From the first line to the last, write out the material verbatim.

→ **Entries shown**:
========================================

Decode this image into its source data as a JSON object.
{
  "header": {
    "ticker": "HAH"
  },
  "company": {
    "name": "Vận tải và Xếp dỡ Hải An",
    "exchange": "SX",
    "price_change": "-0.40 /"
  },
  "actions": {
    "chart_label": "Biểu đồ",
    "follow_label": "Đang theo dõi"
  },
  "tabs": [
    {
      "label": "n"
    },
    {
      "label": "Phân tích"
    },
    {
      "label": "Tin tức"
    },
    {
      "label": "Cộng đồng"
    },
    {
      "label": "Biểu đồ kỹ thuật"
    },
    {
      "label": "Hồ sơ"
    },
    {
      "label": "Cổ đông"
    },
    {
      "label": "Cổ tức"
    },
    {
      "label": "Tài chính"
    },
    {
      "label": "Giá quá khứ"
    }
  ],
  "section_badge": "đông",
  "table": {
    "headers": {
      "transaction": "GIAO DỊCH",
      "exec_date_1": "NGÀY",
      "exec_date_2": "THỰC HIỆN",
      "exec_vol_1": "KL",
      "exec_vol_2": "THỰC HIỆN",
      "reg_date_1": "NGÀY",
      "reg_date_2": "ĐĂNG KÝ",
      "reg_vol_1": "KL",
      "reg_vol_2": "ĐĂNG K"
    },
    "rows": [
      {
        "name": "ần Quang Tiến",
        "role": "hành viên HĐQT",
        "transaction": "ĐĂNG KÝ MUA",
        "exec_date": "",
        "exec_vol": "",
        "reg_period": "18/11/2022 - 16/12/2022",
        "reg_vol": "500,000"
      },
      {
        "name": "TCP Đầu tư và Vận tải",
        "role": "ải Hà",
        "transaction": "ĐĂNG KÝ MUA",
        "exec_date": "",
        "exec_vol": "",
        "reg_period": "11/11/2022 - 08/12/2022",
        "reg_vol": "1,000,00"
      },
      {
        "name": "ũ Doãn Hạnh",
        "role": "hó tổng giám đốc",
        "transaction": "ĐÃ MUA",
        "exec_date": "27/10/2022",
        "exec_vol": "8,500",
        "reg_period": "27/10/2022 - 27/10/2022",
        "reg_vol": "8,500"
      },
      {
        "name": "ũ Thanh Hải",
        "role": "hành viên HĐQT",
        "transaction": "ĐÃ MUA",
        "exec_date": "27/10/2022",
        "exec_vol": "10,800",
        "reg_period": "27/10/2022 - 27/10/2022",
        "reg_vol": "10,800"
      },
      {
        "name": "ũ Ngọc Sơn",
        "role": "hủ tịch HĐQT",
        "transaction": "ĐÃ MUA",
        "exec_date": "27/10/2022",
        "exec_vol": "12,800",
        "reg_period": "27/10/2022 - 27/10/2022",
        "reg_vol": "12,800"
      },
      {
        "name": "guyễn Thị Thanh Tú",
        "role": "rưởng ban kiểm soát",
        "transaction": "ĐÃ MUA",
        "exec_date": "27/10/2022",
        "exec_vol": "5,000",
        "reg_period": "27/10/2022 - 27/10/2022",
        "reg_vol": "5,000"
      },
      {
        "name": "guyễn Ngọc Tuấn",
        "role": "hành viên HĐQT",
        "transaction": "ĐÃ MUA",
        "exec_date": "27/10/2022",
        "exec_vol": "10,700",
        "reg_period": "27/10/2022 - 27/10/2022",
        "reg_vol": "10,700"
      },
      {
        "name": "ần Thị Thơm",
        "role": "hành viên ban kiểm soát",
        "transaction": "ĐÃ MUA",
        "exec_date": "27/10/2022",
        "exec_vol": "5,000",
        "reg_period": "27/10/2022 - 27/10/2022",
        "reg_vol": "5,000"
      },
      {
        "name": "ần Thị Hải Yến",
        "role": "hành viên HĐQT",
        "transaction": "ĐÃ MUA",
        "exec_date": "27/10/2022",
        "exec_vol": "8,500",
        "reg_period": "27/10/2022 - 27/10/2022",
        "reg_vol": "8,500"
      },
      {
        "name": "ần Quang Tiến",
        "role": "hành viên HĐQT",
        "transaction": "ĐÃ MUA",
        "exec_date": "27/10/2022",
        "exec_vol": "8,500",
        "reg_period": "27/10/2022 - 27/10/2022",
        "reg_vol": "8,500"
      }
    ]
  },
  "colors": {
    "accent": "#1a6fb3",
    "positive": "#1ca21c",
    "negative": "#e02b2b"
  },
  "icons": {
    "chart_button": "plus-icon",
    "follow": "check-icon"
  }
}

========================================

→ **Solution to the problem**:
Decode this image into its source data as a JSON object.
{
  "header": {
    "ticker": "HAH"
  },
  "company": {
    "name": "Vận tải và Xếp dỡ Hải An",
    "exchange": "SX",
    "price_change": "-0.40 /"
  },
  "actions": {
    "chart_label": "Biểu đồ",
    "follow_label": "Đang theo dõi"
  },
  "tabs": [
    {
      "label": "n"
    },
    {
      "label": "Phân tích"
    },
    {
      "label": "Tin tức"
    },
    {
      "label": "Cộng đồng"
    },
    {
      "label": "Biểu đồ kỹ thuật"
    },
    {
      "label": "Hồ sơ"
    },
    {
      "label": "Cổ đông"
    },
    {
      "label": "Cổ tức"
    },
    {
      "label": "Tài chính"
    },
    {
      "label": "Giá quá khứ"
    }
  ],
  "section_badge": "đông",
  "table": {
    "headers": {
      "transaction": "GIAO DỊCH",
      "exec_date_1": "NGÀY",
      "exec_date_2": "THỰC HIỆN",
      "exec_vol_1": "KL",
      "exec_vol_2": "THỰC HIỆN",
      "reg_date_1": "NGÀY",
      "reg_date_2": "ĐĂNG KÝ",
      "reg_vol_1": "KL",
      "reg_vol_2": "ĐĂNG K"
    },
    "rows": [
      {
        "name": "ần Quang Tiến",
        "role": "hành viên HĐQT",
        "transaction": "ĐĂNG KÝ MUA",
        "exec_date": "",
        "exec_vol": "",
        "reg_period": "18/11/2022 - 16/12/2022",
        "reg_vol": "500,000"
      },
      {
        "name": "TCP Đầu tư và Vận tải",
        "role": "ải Hà",
        "transaction": "ĐĂNG KÝ MUA",
        "exec_date": "",
        "exec_vol": "",
        "reg_period": "11/11/2022 - 08/12/2022",
        "reg_vol": "1,000,00"
      },
      {
        "name": "ũ Doãn Hạnh",
        "role": "hó tổng giám đốc",
        "transaction": "ĐÃ MUA",
        "exec_date": "27/10/2022",
        "exec_vol": "8,500",
        "reg_period": "27/10/2022 - 27/10/2022",
        "reg_vol": "8,500"
      },
      {
        "name": "ũ Thanh Hải",
        "role": "hành viên HĐQT",
        "transaction": "ĐÃ MUA",
        "exec_date": "27/10/2022",
        "exec_vol": "10,800",
        "reg_period": "27/10/2022 - 27/10/2022",
        "reg_vol": "10,800"
      },
      {
        "name": "ũ Ngọc Sơn",
        "role": "hủ tịch HĐQT",
        "transaction": "ĐÃ MUA",
        "exec_date": "27/10/2022",
        "exec_vol": "12,800",
        "reg_period": "27/10/2022 - 27/10/2022",
        "reg_vol": "12,800"
      },
      {
        "name": "guyễn Thị Thanh Tú",
        "role": "rưởng ban kiểm soát",
        "transaction": "ĐÃ MUA",
        "exec_date": "27/10/2022",
        "exec_vol": "5,000",
        "reg_period": "27/10/2022 - 27/10/2022",
        "reg_vol": "5,000"
      },
      {
        "name": "guyễn Ngọc Tuấn",
        "role": "hành viên HĐQT",
        "transaction": "ĐÃ MUA",
        "exec_date": "27/10/2022",
        "exec_vol": "10,700",
        "reg_period": "27/10/2022 - 27/10/2022",
        "reg_vol": "10,700"
      },
      {
        "name": "ần Thị Thơm",
        "role": "hành viên ban kiểm soát",
        "transaction": "ĐÃ MUA",
        "exec_date": "27/10/2022",
        "exec_vol": "5,000",
        "reg_period": "27/10/2022 - 27/10/2022",
        "reg_vol": "5,000"
      },
      {
        "name": "ần Thị Hải Yến",
        "role": "hành viên HĐQT",
        "transaction": "ĐÃ MUA",
        "exec_date": "27/10/2022",
        "exec_vol": "8,500",
        "reg_period": "27/10/2022 - 27/10/2022",
        "reg_vol": "8,500"
      },
      {
        "name": "ần Quang Tiến",
        "role": "hành viên HĐQT",
        "transaction": "ĐÃ MUA",
        "exec_date": "27/10/2022",
        "exec_vol": "8,500",
        "reg_period": "27/10/2022 - 27/10/2022",
        "reg_vol": "8,500"
      }
    ]
  },
  "colors": {
    "accent": "#1a6fb3",
    "positive": "#1ca21c",
    "negative": "#e02b2b"
  },
  "icons": {
    "chart_button": "plus-icon",
    "follow": "check-icon"
  }
}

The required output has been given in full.